The drought in California increasingly appears to be an introduction to a new way of life. Personally, I’ve shifted from hope and trust for lots of rain this winter (with rumors of El Niño on its way), to the numbing realization that this is likely to be the foretaste of much worse to come. While I’ve always loved the beauty of southwestern desert landscapes with their red and brown hues and the exquisite character of the plants that thrive in such climates, I’ve also felt the barrenness of it. Many who study climate and water are warning us that this is likely the future of our area, and most of central and southern California. Such a contrast to the abundance that we have enjoyed in San Luis Obispo County and the central coast with year-round growing seasons, seasonally green hills, and a climate that will grow just about anything. It is sad to think that it might be going away. For some, it’s a tragedy.
It’s easy for us to place blame, take sides, and go to battle over decreasing water resources, but that would only make matters worse. Economic interests are at stake here, of course, from a home owner whose well runs dry to huge industries, especially in farming and wine. We need to seize the opportunity to remember that adversity can be the cause of division and conflict, or the impetus for a stronger community spirit of creativity, sacrifice, cooperation, and kindness that leads to fairness among competing interests and appropriate access for all to increasingly limited resources. Indeed, we are in this together, and it appears that Mother Nature is inviting us to learn how to be a stronger and healthier community if we work together. This line of thinking is a core value of the Food Bank Coalition.

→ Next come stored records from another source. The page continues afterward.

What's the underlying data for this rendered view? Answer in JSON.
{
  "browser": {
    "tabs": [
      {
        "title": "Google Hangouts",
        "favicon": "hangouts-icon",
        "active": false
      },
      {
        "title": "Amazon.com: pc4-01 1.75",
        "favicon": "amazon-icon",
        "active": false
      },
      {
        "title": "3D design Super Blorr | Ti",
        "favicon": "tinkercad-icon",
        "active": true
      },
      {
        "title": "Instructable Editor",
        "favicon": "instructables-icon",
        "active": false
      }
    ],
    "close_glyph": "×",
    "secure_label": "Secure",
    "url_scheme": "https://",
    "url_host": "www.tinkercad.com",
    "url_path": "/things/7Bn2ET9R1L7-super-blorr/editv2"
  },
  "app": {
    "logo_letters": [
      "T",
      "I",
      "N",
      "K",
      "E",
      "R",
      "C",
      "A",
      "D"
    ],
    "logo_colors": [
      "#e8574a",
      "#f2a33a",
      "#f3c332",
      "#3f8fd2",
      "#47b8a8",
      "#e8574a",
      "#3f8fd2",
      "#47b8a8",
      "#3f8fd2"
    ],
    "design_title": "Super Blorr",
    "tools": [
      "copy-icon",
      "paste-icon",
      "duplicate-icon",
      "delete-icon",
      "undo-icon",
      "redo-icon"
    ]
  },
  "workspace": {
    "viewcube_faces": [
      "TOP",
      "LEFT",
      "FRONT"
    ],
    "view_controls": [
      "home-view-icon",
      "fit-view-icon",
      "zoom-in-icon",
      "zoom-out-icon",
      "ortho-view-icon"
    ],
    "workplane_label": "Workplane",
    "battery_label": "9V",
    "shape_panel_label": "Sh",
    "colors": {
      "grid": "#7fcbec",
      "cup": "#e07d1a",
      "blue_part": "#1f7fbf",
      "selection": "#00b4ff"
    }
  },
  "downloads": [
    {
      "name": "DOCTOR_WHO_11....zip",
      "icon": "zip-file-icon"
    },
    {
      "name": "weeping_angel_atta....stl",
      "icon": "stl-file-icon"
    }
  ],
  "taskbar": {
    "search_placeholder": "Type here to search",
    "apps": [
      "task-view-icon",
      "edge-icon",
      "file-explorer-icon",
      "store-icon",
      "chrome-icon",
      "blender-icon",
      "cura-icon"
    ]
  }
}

You will see how the drought is affecting our services to the community in our edition of the newsletter sent today.